__WHAT YOU ARE ASKED TO DO__. Write the data below out again, unchanged.

== Segment start ==

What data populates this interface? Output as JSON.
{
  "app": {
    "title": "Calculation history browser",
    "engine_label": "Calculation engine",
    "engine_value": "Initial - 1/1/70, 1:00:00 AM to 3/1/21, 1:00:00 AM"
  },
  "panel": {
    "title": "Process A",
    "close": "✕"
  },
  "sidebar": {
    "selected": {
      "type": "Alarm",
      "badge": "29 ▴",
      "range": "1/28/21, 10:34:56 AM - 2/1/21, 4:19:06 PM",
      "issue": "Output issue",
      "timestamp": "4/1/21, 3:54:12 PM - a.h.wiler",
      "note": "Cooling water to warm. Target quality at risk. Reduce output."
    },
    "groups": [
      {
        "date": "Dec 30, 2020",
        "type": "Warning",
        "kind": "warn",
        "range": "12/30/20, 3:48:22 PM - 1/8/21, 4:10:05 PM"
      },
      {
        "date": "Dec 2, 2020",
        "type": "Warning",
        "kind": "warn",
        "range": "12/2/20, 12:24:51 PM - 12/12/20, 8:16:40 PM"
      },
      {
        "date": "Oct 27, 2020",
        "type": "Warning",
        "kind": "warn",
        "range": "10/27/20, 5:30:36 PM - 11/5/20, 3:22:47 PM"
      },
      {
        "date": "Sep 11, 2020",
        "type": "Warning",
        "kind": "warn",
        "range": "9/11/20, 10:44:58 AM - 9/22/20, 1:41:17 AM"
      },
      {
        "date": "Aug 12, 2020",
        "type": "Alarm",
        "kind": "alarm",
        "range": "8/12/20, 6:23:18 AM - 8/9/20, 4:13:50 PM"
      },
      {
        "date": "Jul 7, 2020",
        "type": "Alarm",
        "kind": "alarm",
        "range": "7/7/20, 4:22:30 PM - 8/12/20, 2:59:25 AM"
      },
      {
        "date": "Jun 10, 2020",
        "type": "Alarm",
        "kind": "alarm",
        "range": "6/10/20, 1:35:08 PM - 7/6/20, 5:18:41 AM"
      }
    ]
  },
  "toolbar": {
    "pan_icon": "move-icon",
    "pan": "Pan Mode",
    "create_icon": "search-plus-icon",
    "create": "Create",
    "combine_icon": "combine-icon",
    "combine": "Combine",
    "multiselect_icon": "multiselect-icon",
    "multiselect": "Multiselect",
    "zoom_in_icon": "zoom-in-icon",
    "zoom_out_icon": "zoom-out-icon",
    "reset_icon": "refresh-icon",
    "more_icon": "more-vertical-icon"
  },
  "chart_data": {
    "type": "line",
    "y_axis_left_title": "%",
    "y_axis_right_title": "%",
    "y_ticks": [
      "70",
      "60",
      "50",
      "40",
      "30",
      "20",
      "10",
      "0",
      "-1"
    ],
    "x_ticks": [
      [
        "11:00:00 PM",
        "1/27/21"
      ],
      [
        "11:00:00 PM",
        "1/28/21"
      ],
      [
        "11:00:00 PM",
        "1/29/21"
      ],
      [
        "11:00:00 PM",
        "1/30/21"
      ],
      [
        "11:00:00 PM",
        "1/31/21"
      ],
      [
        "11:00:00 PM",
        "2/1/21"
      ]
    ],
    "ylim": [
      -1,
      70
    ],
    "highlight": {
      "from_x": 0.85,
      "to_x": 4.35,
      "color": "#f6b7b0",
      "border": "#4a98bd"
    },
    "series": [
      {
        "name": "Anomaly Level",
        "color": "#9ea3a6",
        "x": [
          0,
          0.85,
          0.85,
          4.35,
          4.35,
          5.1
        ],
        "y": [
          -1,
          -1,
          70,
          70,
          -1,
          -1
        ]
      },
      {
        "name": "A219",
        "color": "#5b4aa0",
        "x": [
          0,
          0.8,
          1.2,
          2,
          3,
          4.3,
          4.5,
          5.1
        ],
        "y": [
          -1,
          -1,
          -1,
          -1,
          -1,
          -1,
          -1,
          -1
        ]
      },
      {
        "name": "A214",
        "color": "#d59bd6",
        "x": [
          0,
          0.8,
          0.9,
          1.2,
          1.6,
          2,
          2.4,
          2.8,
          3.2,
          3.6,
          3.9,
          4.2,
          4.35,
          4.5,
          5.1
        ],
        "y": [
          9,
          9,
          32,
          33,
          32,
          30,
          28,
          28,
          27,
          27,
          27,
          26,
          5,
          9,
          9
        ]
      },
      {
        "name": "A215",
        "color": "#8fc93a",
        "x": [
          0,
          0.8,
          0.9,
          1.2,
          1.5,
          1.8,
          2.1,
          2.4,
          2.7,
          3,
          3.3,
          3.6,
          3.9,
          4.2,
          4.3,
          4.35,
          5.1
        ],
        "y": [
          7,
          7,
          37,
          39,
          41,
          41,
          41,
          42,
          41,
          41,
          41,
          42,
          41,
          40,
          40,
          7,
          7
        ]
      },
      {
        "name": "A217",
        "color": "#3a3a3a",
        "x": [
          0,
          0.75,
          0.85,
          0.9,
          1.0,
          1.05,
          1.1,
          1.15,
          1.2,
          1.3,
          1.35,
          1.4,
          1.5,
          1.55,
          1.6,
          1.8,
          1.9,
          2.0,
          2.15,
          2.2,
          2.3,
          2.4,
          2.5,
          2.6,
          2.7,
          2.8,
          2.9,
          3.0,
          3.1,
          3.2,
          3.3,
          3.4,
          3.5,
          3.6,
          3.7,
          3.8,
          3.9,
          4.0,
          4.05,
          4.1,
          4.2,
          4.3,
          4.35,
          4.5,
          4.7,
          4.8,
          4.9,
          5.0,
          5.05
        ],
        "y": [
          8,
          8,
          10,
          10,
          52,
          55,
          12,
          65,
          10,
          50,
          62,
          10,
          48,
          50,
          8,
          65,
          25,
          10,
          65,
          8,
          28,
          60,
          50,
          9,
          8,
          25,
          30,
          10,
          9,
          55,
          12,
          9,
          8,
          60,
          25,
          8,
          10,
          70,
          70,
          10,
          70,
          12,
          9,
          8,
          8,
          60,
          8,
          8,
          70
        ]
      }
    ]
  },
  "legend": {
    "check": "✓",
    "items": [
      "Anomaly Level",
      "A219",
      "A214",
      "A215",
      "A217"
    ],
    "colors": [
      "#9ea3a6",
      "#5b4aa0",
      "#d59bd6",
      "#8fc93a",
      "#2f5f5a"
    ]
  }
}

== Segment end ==

__ANSWER BOX__.
What data populates this interface? Output as JSON.
{
  "app": {
    "title": "Calculation history browser",
    "engine_label": "Calculation engine",
    "engine_value": "Initial - 1/1/70, 1:00:00 AM to 3/1/21, 1:00:00 AM"
  },
  "panel": {
    "title": "Process A",
    "close": "✕"
  },
  "sidebar": {
    "selected": {
      "type": "Alarm",
      "badge": "29 ▴",
      "range": "1/28/21, 10:34:56 AM - 2/1/21, 4:19:06 PM",
      "issue": "Output issue",
      "timestamp": "4/1/21, 3:54:12 PM - a.h.wiler",
      "note": "Cooling water to warm. Target quality at risk. Reduce output."
    },
    "groups": [
      {
        "date": "Dec 30, 2020",
        "type": "Warning",
        "kind": "warn",
        "range": "12/30/20, 3:48:22 PM - 1/8/21, 4:10:05 PM"
      },
      {
        "date": "Dec 2, 2020",
        "type": "Warning",
        "kind": "warn",
        "range": "12/2/20, 12:24:51 PM - 12/12/20, 8:16:40 PM"
      },
      {
        "date": "Oct 27, 2020",
        "type": "Warning",
        "kind": "warn",
        "range": "10/27/20, 5:30:36 PM - 11/5/20, 3:22:47 PM"
      },
      {
        "date": "Sep 11, 2020",
        "type": "Warning",
        "kind": "warn",
        "range": "9/11/20, 10:44:58 AM - 9/22/20, 1:41:17 AM"
      },
      {
        "date": "Aug 12, 2020",
        "type": "Alarm",
        "kind": "alarm",
        "range": "8/12/20, 6:23:18 AM - 8/9/20, 4:13:50 PM"
      },
      {
        "date": "Jul 7, 2020",
        "type": "Alarm",
        "kind": "alarm",
        "range": "7/7/20, 4:22:30 PM - 8/12/20, 2:59:25 AM"
      },
      {
        "date": "Jun 10, 2020",
        "type": "Alarm",
        "kind": "alarm",
        "range": "6/10/20, 1:35:08 PM - 7/6/20, 5:18:41 AM"
      }
    ]
  },
  "toolbar": {
    "pan_icon": "move-icon",
    "pan": "Pan Mode",
    "create_icon": "search-plus-icon",
    "create": "Create",
    "combine_icon": "combine-icon",
    "combine": "Combine",
    "multiselect_icon": "multiselect-icon",
    "multiselect": "Multiselect",
    "zoom_in_icon": "zoom-in-icon",
    "zoom_out_icon": "zoom-out-icon",
    "reset_icon": "refresh-icon",
    "more_icon": "more-vertical-icon"
  },
  "chart_data": {
    "type": "line",
    "y_axis_left_title": "%",
    "y_axis_right_title": "%",
    "y_ticks": [
      "70",
      "60",
      "50",
      "40",
      "30",
      "20",
      "10",
      "0",
      "-1"
    ],
    "x_ticks": [
      [
        "11:00:00 PM",
        "1/27/21"
      ],
      [
        "11:00:00 PM",
        "1/28/21"
      ],
      [
        "11:00:00 PM",
        "1/29/21"
      ],
      [
        "11:00:00 PM",
        "1/30/21"
      ],
      [
        "11:00:00 PM",
        "1/31/21"
      ],
      [
        "11:00:00 PM",
        "2/1/21"
      ]
    ],
    "ylim": [
      -1,
      70
    ],
    "highlight": {
      "from_x": 0.85,
      "to_x": 4.35,
      "color": "#f6b7b0",
      "border": "#4a98bd"
    },
    "series": [
      {
        "name": "Anomaly Level",
        "color": "#9ea3a6",
        "x": [
          0,
          0.85,
          0.85,
          4.35,
          4.35,
          5.1
        ],
        "y": [
          -1,
          -1,
          70,
          70,
          -1,
          -1
        ]
      },
      {
        "name": "A219",
        "color": "#5b4aa0",
        "x": [
          0,
          0.8,
          1.2,
          2,
          3,
          4.3,
          4.5,
          5.1
        ],
        "y": [
          -1,
          -1,
          -1,
          -1,
          -1,
          -1,
          -1,
          -1
        ]
      },
      {
        "name": "A214",
        "color": "#d59bd6",
        "x": [
          0,
          0.8,
          0.9,
          1.2,
          1.6,
          2,
          2.4,
          2.8,
          3.2,
          3.6,
          3.9,
          4.2,
          4.35,
          4.5,
          5.1
        ],
        "y": [
          9,
          9,
          32,
          33,
          32,
          30,
          28,
          28,
          27,
          27,
          27,
          26,
          5,
          9,
          9
        ]
      },
      {
        "name": "A215",
        "color": "#8fc93a",
        "x": [
          0,
          0.8,
          0.9,
          1.2,
          1.5,
          1.8,
          2.1,
          2.4,
          2.7,
          3,
          3.3,
          3.6,
          3.9,
          4.2,
          4.3,
          4.35,
          5.1
        ],
        "y": [
          7,
          7,
          37,
          39,
          41,
          41,
          41,
          42,
          41,
          41,
          41,
          42,
          41,
          40,
          40,
          7,
          7
        ]
      },
      {
        "name": "A217",
        "color": "#3a3a3a",
        "x": [
          0,
          0.75,
          0.85,
          0.9,
          1.0,
          1.05,
          1.1,
          1.15,
          1.2,
          1.3,
          1.35,
          1.4,
          1.5,
          1.55,
          1.6,
          1.8,
          1.9,
          2.0,
          2.15,
          2.2,
          2.3,
          2.4,
          2.5,
          2.6,
          2.7,
          2.8,
          2.9,
          3.0,
          3.1,
          3.2,
          3.3,
          3.4,
          3.5,
          3.6,
          3.7,
          3.8,
          3.9,
          4.0,
          4.05,
          4.1,
          4.2,
          4.3,
          4.35,
          4.5,
          4.7,
          4.8,
          4.9,
          5.0,
          5.05
        ],
        "y": [
          8,
          8,
          10,
          10,
          52,
          55,
          12,
          65,
          10,
          50,
          62,
          10,
          48,
          50,
          8,
          65,
          25,
          10,
          65,
          8,
          28,
          60,
          50,
          9,
          8,
          25,
          30,
          10,
          9,
          55,
          12,
          9,
          8,
          60,
          25,
          8,
          10,
          70,
          70,
          10,
          70,
          12,
          9,
          8,
          8,
          60,
          8,
          8,
          70
        ]
      }
    ]
  },
  "legend": {
    "check": "✓",
    "items": [
      "Anomaly Level",
      "A219",
      "A214",
      "A215",
      "A217"
    ],
    "colors": [
      "#9ea3a6",
      "#5b4aa0",
      "#d59bd6",
      "#8fc93a",
      "#2f5f5a"
    ]
  }
}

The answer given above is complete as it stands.